At least one woman died when police opened fire with live ammunition amid intense rioting in the capital’s Stung Meanchey district this morning, during what began as a march of striking garment workers attempting to reach the prime minister’s house.
Hundreds of employees at SL Garment Processing (Cambodia) Ltd. making their way from the Meanchey district factory were met by riot police and fire trucks near the Stung Meanchey bridge – the site of a similar conflagration on election day in July.
The march was planned to commemorate the three-month anniversary of about 5,000 workers striking at SL.
At about 9:30am, a man – who the Post has not confirmed is a representative for the Coalition of Cambodian Apparel Workers Democratic Union (C.CAWDU) – gave an order over a bull horn, at which point he and more than 100 protesters rushed the police.
A growing number of protesters hurled rocks and bricks at the police as they fired water cannons into the crowd in response.
Police retreated to the other side of the bridge, leaving at least three officers behind in the Stung Meanchey pagoda complex. One was seen fleeing his police truck as protesters surrounded it and pelted it with rocks, while the other two took refuge in a pagoda building.
As demonstrators rolled the abandoned police vehicle into the street, turning it over and setting it ablaze, a crowd gathered in front of the building that had police holed up inside.
Monks, who initially kept rock-throwing demonstrators out of the building, were ultimately unsuccessful. United Nations peace-keeping officials entered the small building, where the two officers were now hiding inside a small, locked room after demonstrators stripped them of their shields, batons and body armour.
At about 10:30am, police advanced across the bridge, shooting tear gas, rubber bullets and live ammunition into the crowd of hundreds.
Vong Voleak, 23, wept across the street from the pagoda after the onslaught. Her mother, Eng Sokhom, 49, died of a gunshot wound, she said.
At Khmer-Soviet Friendship Hospital, where Sokhom was rushed, her husband confirmed that she had died.
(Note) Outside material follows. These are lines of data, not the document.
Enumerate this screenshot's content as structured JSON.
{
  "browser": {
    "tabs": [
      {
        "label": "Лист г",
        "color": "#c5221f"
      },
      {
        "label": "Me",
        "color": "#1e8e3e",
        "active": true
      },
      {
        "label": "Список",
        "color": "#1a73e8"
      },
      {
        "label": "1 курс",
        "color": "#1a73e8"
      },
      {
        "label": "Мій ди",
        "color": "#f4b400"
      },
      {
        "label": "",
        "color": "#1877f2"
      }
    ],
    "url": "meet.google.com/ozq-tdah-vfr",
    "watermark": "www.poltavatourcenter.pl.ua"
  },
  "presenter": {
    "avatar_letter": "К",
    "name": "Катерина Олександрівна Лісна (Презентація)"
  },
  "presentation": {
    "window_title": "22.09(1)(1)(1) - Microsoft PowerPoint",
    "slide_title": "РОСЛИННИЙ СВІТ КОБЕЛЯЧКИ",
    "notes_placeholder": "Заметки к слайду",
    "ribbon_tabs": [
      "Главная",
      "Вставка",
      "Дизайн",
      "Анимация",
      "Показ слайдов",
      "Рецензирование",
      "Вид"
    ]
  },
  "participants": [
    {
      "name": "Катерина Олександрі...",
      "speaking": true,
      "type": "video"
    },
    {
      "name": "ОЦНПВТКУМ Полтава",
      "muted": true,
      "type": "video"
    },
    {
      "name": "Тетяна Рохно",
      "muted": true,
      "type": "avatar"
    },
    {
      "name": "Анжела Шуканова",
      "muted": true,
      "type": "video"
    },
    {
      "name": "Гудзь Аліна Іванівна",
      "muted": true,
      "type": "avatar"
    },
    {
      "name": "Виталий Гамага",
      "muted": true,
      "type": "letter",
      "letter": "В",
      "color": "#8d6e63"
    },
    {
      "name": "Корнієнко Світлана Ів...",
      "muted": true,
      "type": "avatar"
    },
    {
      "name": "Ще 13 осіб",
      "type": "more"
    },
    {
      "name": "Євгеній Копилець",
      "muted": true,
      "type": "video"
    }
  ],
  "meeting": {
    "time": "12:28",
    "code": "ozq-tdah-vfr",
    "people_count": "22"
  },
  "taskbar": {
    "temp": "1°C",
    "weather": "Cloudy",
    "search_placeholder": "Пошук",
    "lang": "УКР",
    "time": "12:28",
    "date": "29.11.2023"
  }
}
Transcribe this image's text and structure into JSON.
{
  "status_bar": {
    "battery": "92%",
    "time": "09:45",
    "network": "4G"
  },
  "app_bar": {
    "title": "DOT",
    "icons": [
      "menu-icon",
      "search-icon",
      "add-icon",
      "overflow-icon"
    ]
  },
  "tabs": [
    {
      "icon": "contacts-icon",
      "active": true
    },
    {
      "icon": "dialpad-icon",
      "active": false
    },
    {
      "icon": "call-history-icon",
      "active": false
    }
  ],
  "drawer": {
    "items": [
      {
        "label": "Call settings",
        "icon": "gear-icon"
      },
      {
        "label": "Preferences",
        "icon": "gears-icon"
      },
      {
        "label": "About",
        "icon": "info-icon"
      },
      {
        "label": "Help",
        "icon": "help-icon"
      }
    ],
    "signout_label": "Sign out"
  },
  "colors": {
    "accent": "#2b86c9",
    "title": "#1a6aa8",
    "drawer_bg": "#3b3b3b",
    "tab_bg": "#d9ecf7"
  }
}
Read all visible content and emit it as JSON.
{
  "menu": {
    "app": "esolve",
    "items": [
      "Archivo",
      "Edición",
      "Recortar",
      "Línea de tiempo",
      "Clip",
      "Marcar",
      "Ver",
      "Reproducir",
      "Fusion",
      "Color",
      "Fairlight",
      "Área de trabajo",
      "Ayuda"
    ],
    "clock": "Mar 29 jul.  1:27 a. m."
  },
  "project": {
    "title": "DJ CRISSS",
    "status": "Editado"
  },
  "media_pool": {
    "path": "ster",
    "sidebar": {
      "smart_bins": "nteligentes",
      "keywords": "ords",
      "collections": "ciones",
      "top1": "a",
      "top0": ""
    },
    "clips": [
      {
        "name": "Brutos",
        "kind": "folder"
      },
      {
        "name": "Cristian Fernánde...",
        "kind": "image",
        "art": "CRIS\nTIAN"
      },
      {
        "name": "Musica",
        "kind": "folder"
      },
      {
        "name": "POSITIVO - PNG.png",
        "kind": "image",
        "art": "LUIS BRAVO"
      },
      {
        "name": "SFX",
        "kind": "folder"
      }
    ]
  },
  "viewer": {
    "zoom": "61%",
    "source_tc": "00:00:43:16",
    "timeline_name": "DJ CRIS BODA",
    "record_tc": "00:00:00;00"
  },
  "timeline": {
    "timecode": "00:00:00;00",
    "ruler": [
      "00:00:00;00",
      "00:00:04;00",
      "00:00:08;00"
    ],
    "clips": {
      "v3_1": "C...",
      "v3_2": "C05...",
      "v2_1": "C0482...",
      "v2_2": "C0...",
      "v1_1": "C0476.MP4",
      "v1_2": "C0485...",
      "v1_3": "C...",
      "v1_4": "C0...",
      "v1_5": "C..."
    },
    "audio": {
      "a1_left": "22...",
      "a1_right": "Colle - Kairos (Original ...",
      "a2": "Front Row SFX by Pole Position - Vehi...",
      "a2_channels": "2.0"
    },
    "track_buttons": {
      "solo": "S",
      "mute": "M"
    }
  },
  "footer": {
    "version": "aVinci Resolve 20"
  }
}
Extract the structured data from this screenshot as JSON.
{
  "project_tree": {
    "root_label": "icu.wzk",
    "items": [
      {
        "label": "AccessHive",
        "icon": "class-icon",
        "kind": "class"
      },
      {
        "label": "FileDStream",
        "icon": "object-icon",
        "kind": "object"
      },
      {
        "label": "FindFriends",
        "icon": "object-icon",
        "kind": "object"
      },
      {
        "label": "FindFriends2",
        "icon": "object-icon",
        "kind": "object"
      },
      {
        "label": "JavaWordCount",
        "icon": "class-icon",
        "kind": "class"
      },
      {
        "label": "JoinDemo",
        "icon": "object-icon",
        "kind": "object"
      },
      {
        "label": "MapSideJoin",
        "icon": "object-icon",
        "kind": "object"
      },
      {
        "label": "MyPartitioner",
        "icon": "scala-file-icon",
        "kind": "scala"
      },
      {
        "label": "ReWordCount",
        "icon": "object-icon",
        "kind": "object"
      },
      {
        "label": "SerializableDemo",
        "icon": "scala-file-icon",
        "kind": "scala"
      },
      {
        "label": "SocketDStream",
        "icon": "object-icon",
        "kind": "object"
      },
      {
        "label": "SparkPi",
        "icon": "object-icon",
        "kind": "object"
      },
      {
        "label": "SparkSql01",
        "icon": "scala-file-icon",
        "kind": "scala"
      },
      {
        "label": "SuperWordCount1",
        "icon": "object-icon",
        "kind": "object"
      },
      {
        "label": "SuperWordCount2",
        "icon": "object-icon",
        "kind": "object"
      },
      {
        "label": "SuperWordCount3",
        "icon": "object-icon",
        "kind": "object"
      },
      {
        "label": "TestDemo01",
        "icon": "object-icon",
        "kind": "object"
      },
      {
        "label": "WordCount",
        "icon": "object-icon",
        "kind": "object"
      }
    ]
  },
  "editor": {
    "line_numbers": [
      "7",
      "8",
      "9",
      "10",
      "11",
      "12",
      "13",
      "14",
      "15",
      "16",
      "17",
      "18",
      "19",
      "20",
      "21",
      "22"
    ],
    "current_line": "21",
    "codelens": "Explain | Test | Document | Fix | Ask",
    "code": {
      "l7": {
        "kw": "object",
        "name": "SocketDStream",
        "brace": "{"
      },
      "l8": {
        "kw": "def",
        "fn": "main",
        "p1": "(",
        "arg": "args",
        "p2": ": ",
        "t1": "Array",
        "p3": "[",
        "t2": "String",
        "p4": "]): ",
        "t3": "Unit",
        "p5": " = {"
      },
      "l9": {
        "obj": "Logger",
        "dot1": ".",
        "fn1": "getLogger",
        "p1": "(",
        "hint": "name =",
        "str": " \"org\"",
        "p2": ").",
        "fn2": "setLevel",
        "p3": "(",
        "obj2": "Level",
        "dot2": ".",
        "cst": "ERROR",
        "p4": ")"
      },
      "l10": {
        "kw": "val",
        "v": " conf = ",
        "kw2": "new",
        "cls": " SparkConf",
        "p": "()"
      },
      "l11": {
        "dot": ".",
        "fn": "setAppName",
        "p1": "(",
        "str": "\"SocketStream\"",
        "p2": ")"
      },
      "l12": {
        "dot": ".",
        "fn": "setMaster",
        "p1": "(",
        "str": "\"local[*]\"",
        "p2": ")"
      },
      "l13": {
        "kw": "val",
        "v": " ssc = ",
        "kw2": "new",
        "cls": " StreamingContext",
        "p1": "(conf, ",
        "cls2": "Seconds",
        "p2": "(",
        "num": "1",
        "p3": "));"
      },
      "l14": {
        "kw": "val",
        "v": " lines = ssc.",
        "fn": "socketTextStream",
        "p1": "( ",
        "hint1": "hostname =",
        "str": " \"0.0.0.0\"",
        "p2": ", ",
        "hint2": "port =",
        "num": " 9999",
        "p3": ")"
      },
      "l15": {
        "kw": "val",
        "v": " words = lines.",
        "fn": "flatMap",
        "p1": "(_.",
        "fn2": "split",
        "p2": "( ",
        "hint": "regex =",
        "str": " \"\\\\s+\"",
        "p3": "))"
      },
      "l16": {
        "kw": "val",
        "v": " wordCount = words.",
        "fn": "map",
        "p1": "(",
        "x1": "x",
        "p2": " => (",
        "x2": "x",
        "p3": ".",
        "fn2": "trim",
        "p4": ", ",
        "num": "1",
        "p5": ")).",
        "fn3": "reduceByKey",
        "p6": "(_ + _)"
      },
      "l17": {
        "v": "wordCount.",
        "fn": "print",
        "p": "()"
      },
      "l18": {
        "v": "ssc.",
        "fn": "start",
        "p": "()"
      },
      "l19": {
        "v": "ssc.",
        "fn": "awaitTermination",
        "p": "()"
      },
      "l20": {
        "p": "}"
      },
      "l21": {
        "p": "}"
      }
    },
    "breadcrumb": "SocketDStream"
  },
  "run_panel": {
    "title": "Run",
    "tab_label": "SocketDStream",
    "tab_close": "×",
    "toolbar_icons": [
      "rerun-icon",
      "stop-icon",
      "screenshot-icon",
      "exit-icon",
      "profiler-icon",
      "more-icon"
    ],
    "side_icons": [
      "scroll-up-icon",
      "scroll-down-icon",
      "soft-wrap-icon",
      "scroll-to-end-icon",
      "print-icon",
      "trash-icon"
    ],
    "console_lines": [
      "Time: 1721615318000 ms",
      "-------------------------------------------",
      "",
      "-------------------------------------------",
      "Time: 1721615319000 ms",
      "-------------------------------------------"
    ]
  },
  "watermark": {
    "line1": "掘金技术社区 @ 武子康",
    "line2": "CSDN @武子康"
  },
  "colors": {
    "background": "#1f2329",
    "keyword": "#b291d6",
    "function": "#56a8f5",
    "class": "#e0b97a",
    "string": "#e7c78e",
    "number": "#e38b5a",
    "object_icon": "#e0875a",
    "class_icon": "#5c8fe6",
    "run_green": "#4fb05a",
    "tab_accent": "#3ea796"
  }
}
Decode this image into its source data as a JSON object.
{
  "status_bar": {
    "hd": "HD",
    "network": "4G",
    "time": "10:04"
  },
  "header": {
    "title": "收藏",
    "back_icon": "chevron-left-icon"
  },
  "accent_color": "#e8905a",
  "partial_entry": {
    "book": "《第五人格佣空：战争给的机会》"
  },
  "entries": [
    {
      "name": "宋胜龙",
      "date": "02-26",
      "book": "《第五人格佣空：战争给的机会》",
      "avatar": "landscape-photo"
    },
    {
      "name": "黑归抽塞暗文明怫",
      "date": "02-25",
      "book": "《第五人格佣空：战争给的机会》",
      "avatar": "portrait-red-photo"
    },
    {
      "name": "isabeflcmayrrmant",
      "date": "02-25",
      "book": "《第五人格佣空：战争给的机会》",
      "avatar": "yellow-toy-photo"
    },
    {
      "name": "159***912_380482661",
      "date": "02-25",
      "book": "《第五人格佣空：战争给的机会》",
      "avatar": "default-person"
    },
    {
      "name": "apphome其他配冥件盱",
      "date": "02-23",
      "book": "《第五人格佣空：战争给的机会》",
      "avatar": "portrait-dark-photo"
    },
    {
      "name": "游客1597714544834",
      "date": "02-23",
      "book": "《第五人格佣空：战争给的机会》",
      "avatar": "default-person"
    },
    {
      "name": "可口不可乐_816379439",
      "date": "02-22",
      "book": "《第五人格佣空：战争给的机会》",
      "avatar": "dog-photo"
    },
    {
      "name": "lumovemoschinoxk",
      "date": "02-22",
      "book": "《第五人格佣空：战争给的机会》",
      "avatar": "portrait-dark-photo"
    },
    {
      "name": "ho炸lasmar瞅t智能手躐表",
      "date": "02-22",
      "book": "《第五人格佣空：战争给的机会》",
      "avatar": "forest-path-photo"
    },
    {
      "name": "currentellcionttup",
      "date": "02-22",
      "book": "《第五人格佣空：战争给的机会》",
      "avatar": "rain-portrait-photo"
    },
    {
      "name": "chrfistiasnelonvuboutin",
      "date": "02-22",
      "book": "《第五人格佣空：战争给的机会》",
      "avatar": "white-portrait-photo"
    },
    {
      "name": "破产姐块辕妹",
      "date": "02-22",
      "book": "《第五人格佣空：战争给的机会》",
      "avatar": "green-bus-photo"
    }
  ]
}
While the total number of those injured by gunfire remains unconfirmed, a Post reporter at the hospital was shown an X-ray showing a bullet lodged inside one of the wounded brought from the scene of the riot. Hospital staff said they were caring for three shooting victims at their facility.
Toak Tin, a monk at the Stung Meanchey pagoda, told the Post he personally witnessed at least two men shot, one above the hip and one in the upper-thigh area. Both men were also rushed to the hospital, he added.
At least six men were arrested inside the pagoda, and two were beat heavily by police as they were dragged out.
By noon, protesters had dispersed and traffic went by as if nothing had happened.
Phnom Penh Municipal police commissioner Lieutenant General Choun Sovann declined to comment on how many people were injured or arrested.
After the riot, Kong Athit, C.CAWDU’s vice president, decried the police response to, what he said, was supposed to be a peaceful march.
“We are quite unhappy about it, because the way the police responded, it’s not responsible, it’s not professional... they used real guns,” Athit, who was not at the riot, said in a phone interview. “We can walk where we want peacefully and go where we want to go... why did police attack us?”